  • System efficacy

    System efficacy

    Combining optical and thermal control within the luminaire (luminaire lm/W).

  • Presence/absence detection

    Presence/absence detection

    Presence: Lights automatically turn on/off with movement. Absence: Lights automatically turn off and must be manually switched on.

  • Daylight detection

    Daylight detection

    Artificial lighting which responds to the natural light conditions.

  • Constant illuminance

    Constant illuminance

    A function designed to produce correct light levels for the duration of the maintenance period.

  • Task-scene setting

    Task-scene setting

    Allowing the user to set scenes and adapt the lighting to different tasks.

  • Timed off

    Timed off

    Automatic cut-off can be installed to turn all lights off during unoccupied hours.

  • Task lighting

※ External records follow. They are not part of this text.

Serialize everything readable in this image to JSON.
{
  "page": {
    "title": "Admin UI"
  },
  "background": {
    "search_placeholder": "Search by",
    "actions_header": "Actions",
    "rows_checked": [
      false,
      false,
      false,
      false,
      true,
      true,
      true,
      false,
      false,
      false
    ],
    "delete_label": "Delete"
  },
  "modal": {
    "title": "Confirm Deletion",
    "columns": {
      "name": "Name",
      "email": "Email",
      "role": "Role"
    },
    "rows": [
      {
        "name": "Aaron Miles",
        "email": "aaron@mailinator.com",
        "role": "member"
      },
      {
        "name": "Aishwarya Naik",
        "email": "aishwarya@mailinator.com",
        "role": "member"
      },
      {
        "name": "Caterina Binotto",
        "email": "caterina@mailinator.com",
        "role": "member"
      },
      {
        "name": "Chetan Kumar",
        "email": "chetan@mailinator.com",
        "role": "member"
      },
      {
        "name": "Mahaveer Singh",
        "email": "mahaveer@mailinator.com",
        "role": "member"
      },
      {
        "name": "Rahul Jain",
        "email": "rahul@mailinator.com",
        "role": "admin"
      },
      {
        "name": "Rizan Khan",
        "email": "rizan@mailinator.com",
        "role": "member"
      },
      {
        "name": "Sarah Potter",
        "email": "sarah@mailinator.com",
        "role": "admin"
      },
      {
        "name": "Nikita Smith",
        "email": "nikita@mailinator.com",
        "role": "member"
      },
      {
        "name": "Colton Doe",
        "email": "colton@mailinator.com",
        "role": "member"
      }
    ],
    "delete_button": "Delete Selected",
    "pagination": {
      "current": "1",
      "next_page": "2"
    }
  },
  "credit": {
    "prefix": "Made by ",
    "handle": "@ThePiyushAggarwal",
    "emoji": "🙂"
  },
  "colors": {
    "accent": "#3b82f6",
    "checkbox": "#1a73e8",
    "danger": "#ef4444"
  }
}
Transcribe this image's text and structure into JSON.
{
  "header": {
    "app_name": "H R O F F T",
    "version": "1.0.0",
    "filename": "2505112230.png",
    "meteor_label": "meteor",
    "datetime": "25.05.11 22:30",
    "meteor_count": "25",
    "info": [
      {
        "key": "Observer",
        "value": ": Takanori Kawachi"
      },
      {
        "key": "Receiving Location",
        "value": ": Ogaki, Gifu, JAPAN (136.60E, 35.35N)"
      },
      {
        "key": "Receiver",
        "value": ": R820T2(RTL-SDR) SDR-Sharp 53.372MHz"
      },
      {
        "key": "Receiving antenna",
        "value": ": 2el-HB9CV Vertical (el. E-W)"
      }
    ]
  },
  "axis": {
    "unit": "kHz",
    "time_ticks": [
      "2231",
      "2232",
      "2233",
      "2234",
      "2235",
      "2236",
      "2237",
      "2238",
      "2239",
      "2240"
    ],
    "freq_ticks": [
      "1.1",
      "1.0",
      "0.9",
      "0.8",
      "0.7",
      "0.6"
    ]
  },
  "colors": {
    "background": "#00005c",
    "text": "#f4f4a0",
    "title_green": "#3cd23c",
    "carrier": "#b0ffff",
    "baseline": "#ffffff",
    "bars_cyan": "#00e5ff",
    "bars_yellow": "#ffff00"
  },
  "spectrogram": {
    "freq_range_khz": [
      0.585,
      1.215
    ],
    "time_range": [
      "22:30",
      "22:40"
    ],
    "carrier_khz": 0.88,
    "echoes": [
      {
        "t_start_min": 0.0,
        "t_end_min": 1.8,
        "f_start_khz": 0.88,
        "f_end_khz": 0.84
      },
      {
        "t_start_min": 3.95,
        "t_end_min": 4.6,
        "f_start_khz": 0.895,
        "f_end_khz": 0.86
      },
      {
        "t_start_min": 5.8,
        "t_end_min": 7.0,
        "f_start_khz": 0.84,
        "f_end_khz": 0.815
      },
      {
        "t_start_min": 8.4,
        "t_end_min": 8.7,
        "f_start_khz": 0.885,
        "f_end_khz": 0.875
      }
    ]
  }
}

    Task lighting

    Lighting task areas with the correct amount of light.

  • Zoning of lighting

    Zoning of lighting

    Lighting is zoned according to area use.

  • Maintenance schedule

    Maintenance schedule

    Maintenance must be performed in response to product age, performance and environment.

  • Waste light

    Waste light

    Eliminating waste light which does not hit the intended target.

  • Reflectance


    Taking advantage of light which is reflected from the surface within the space.

  • Visible smart metering

    Visible smart metering

    Results of actions can be quickly seen as increased or decreased energy use to encourage responsible energy consumption.

Two tunnels in Tinnsjo, southern Norway, have been refurbished with Thorn’s GTLED luminaires. In 1992, the tunnels had been fitted with the well-known Gotthard fitting and fluorescent lamp combination. However, with the arrival of more efficient technology offering better quality light, they became Thorn’s first tunnel project in Norway to be completely refurbished and upgraded with LED.

In cooperation with Otera, LED luminaires with a system power of 75W were chosen for the general lighting, with one fitting per 12.85m. In the entrance and transition zones, conventional high pressure sodium lamp fittings with counterbeam optics have been used. Thorn designed the application with a combination of 400W, 150W and 70W high pressure sodium lamps to meet the Norwegian Road Authority’s regulations. This ensures a smooth transition from daylight into the interior zone of the tunnel.

As day turns to night, the lights are dimmed in steps so that high pressure sodium luminaires turn off in groups, and then the LED luminaires are dimmed down to 50 per cent. The LED luminaires are stepless dimmable from 10-100 per cent with a DALI signal, an open digital protocol that functions well with LED technology.

The tunnel is permitted for walking and bicycle traffic, so there are strict requirements for the uniformity of the light. By dimming the light at night, as opposed to turning off every second fitting, the tunnel maintains excellent luminance uniformity. During both night and day the GTLED fittings provide energy savings of approximately 40 per cent compared to conventional 58W fluorescent fittings.

The street lighting outside the tunnels is also provided by Thorn. The Civic fitting with a 250W lamp and automatic 50 per cent dimming between 10pm and 5am were selected for this task. The solution includes a device for each fitting detecting sunrise/sunset and calculates when dimming is to occur based on this data. This requires no external signals and is a solution that is often used on Norwegian roads. If necessary, the dimmable period is easily reprogrammed from the ignition cabinet with an on/off sequence.

Tunnel Project Manager Hans Øien says: “We could see from the calculations that we had a great solution here, but the result really speaks for itself. Achieving this kind of uniformity with such low glare is simply outstanding. It really shows the potential of using cleverly designed LED fittings in tunnels - there is no way we could have done that with this number of fittings and conventional lamp technology. When you also consider the long lifetime of these fittings, the result is reduced maintenance costs, I am sure that a lot of road and tunnel authorities around the world will see this type of solution as a great benefit also.”

Key Facts

  • GTLED fittings provide energy savings of approximately 40 per cent compared to conventional 58W fluorescent fittings